Control over flow of resources has been of strategic concern throughout history. Asserting control over vital source of energy would permit Middle Eastern states to regain power position vis-à-vis West, which this area lost long ago. While my purpose has been to focus attention on economic hazards resulting from changed oil supply situation, there also are political risks generated from conflict in Middle East. Rationale of those who call for use of Arab oil as political weapon has been strengthened in present circumstances and may prove to have [Page 163] greater appeal than in past—at least in Libya. I, therefore, think it is time that we and our European allies assess consequences of dilution of our control over oil supplies and prepare to head off or make arrangements to blunt their impact.
I believe that what is needed is: first, definition of this problem within U.S. foreign affairs community; secondly, USG-wide analysis which would describe options; and thirdly, coordination of course of action with our allies—perhaps through OECD. Analysis I propose may only demonstrate that there is no short-term solution and that consumers must pay whatever producers demand. If this is the only answer, I believe USG should recognize it, so that we may structure our supply arrangements and our international development and trade preference policies accordingly.

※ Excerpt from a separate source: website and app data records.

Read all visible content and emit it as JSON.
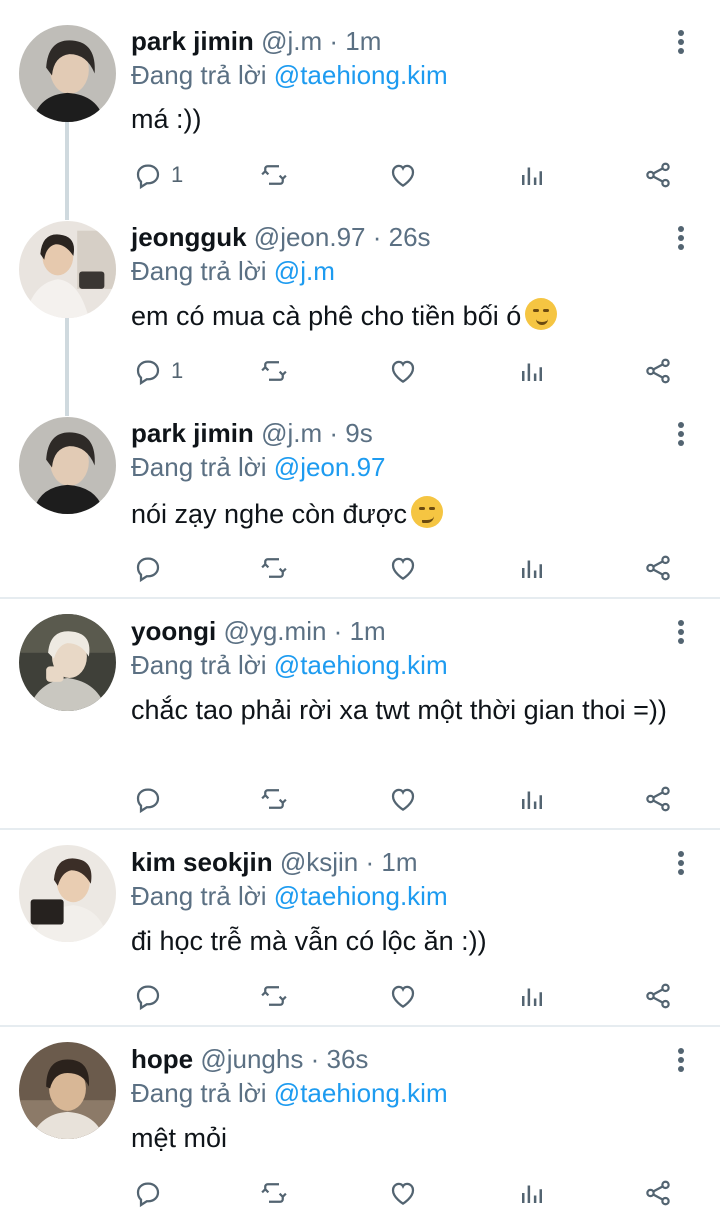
{
  "tweets": [
    {
      "name": "park jimin",
      "handle": "@j.m",
      "dot": "·",
      "time": "1m",
      "reply_prefix": "Đang trả lời",
      "reply_to": "@taehiong.kim",
      "text": "má :))",
      "reply_count": "1"
    },
    {
      "name": "jeongguk",
      "handle": "@jeon.97",
      "dot": "·",
      "time": "26s",
      "reply_prefix": "Đang trả lời",
      "reply_to": "@j.m",
      "text": "em có mua cà phê cho tiền bối ó",
      "reply_count": "1"
    },
    {
      "name": "park jimin",
      "handle": "@j.m",
      "dot": "·",
      "time": "9s",
      "reply_prefix": "Đang trả lời",
      "reply_to": "@jeon.97",
      "text": "nói zạy nghe còn được",
      "reply_count": ""
    },
    {
      "name": "yoongi",
      "handle": "@yg.min",
      "dot": "·",
      "time": "1m",
      "reply_prefix": "Đang trả lời",
      "reply_to": "@taehiong.kim",
      "text": "chắc tao phải rời xa twt một thời gian thoi =))",
      "reply_count": ""
    },
    {
      "name": "kim seokjin",
      "handle": "@ksjin",
      "dot": "·",
      "time": "1m",
      "reply_prefix": "Đang trả lời",
      "reply_to": "@taehiong.kim",
      "text": "đi học trễ mà vẫn có lộc ăn :))",
      "reply_count": ""
    },
    {
      "name": "hope",
      "handle": "@junghs",
      "dot": "·",
      "time": "36s",
      "reply_prefix": "Đang trả lời",
      "reply_to": "@taehiong.kim",
      "text": "mệt mỏi",
      "reply_count": ""
    }
  ],
  "icons": {
    "reply": "reply-icon",
    "retweet": "retweet-icon",
    "like": "heart-icon",
    "stats": "stats-icon",
    "share": "share-icon",
    "more": "more-vertical-icon"
  },
  "colors": {
    "mention": "#1d9bf0",
    "muted": "#5b7083",
    "thread_line": "#cfd9de"
  }
}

  1. Source: National Archives, RG 59, Central Files 1970–73, PET 14 LIBYA. Secret; Limdis. Repeated to Algiers, Beirut, Benghazi, Caracas, Dhahran, Jidda, Kuwait, London, Paris, Rome, Tehran, and Vienna.
  2. Dated October 13, telegram 2435 related BP executive Sutcliffe’s views that Kuwait would be first among Persian Gulf producers to achieve a posted price increase, even though Iran was first to stake the claim, and that Libya was likely to set the pace. (Ibid.)
  3. Dated December 1. (Ibid., PET 3 OPEC)